Anderson, M. T. The Astonishing Life of Octavian Nothing: Traitor to the Nation. Vol. 1, The Pox Party. Somerville, MA: Candlewick Press, 2006.
Plot: Octavian and his mother live at the Novanglian College of Lucidity in Boston among a set of philosophers. Taught by these men to think rationally, observe, and question, before long Octavian begins to question his lifestyle and the many experiments involved in it. Trespassing behind a forbidden door, he discovers to his horror that he is central to the philosophers’ experiments and observations as they set out to determine the character and intellectual capacities of the African race. As the colonies tremble with the beginnings of a revolution for liberty, the College loses funding and Octavian becomes less and less sure of his role in this world. Should he succeed at escaping, what purpose would it serve? Has his classical training made him useless in a society divided by liberty and property, and can he ever really be free?
Setting: Colonial Massachusetts, just before and at the start of the American Revolution.
Point of View: 1st person (Octavian), 1st person (Mr. Goring). Other characters also contribute 1st-person narrative, however the bulk of the narrative is given to Octavian with a large chunk also held by Mr. Goring.
Theme: Slavery, science, American Revolution, colonial history, Enlightenment, self-identity, racism, freedom, mother-son relationships, societal norms and values, injustice
Literary Quality: The first volume of Anderson’s 2-part saga is truly a work of art. Written in the form of a compilation of historical documents to tell a single narrative, The Astonishing Life of Octavian Nothing delves into important historical questions at the same timer hat it brings a fascinating and very human character to life. Anderson took on a daunting task with this novel, looking at the nuances of slavery, scientific inquiry, freedom, and hypocrisy while attempting to portray the uncertain outcomes, immense hopes, and cruelty of the American Revolution. His novel successfully depicts what nonfiction historical monographs often fail to: the interconnectedness of all of these issues that are often studied separately, the ambiguity of sides and coexistence of ideals in a single individual, let alone society, and the possibility of history taking new directions. Indeed, it is often difficult to think of historic events and outcomes as anything but inevitable. At the same time that Anderson accomplishes this, Octavian comes to life — slowly but surely — and drives the reader to ask with him the reasons for his training, his treatment and mistreatment, and to what hope he might cling. In the end, Anderson’s well-crafted work illustrates a point that university professors struggle to teach: the hypocrisy of a society still largely functioning along a socially constructed dichotomy of color and race: “they told me of color, that it was an illusion of the eye, an event in the perceiver’s mind, not in the object, they told me that color had no reality; indeed, they told me that color did not inhere in a physical body any more than pain was in a needle. And then they imprisoned me in darkness, and though there was no color there, I still was black, and they still were white; and for that, they bound and gagged me.” (316) Anderson tells us something of the process through which history is constructed, too. Octavian’s voice comes and goes. Shortly after his revelation (which we learn through another’s voice) that he is “nothing,” his voice disappears for the second part of the book, returning in the third with more confidence and anger. However, when considering the title of the book, The Astonishing Life of Octavian Nothing: Traitor to the Nation, the reader faces the suggestion that it is the philosophers who won after all. That they have put these sources together and manipulated them to speak. That Octavian continues to be observed as a specimen.
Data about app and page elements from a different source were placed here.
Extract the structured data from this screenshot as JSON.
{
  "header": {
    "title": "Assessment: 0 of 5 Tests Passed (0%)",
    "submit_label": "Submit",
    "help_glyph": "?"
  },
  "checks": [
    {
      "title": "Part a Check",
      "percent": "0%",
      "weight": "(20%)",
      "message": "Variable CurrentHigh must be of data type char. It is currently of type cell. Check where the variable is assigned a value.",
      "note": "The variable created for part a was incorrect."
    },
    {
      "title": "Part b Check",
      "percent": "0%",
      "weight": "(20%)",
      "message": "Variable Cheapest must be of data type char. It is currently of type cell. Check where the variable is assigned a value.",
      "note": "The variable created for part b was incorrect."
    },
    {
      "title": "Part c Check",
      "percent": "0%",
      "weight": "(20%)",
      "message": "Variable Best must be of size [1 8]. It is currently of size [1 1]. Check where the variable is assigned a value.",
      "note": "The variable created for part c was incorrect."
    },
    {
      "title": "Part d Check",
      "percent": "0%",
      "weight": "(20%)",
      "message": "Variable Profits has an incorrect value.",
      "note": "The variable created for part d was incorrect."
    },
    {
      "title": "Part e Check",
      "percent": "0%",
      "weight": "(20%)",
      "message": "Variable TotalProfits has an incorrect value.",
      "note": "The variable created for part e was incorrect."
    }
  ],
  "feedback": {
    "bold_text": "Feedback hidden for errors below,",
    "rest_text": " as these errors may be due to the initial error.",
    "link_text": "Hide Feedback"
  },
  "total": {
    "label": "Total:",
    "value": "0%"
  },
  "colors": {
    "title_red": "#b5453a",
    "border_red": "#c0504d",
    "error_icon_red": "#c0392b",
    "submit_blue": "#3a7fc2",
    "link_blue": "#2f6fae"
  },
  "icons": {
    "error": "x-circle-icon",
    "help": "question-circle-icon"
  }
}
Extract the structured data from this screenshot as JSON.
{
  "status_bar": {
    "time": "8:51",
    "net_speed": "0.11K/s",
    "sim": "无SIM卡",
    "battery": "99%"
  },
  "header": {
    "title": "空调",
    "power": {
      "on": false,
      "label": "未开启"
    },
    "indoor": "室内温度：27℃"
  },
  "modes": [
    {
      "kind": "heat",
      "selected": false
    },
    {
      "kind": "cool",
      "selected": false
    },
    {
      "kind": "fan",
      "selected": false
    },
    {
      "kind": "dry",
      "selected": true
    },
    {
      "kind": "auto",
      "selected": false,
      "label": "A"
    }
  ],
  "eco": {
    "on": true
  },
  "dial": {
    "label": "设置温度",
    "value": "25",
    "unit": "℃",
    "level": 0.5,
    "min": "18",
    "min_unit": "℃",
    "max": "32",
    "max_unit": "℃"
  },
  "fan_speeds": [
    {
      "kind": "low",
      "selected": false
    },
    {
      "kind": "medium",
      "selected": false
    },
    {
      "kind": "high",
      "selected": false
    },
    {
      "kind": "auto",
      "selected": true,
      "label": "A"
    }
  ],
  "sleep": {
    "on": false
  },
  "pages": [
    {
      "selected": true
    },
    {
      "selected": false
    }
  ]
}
Cultural Authenticity: Anderson’s Author’s Note at the end of the book explains some of the sources and events on which is novel is based, his decisions about grammar and word-use, and offers an excerpt from one of his primary sources.
Audience: I would recommend this book for older teens and up. Anderson’s marketing of the book to both teenagers and adults makes sense based on the age of the protagonist and his coming-of-age, as well as the historical and social questions stake.
Personal reaction: It took me about 30-50 pages to really get into this book, which I thought moved a bit slowly at first. From that point on, though (and there are 353 pages), I was hooked. Once I had decided that Anderson wasn’t just including historical details unnecessarily (deism, philosophies, salons…the extension of the French Enlightenment into the colonies in general) but had a point to make (and more importantly that familiarity with those details wasn’t essential to understanding the story), I fell in love with the book. While deconstructing “black” and “white,” Anderson also creates characters who possessed both lovable and detestable traits. Octavian’s mother, Mr. Gitney, Mr. Goring, etc. all have traits that might be considered despicable, and yet there are moments when I admire them as well. These dynamics are humanizing, and bring the story that much closer to home.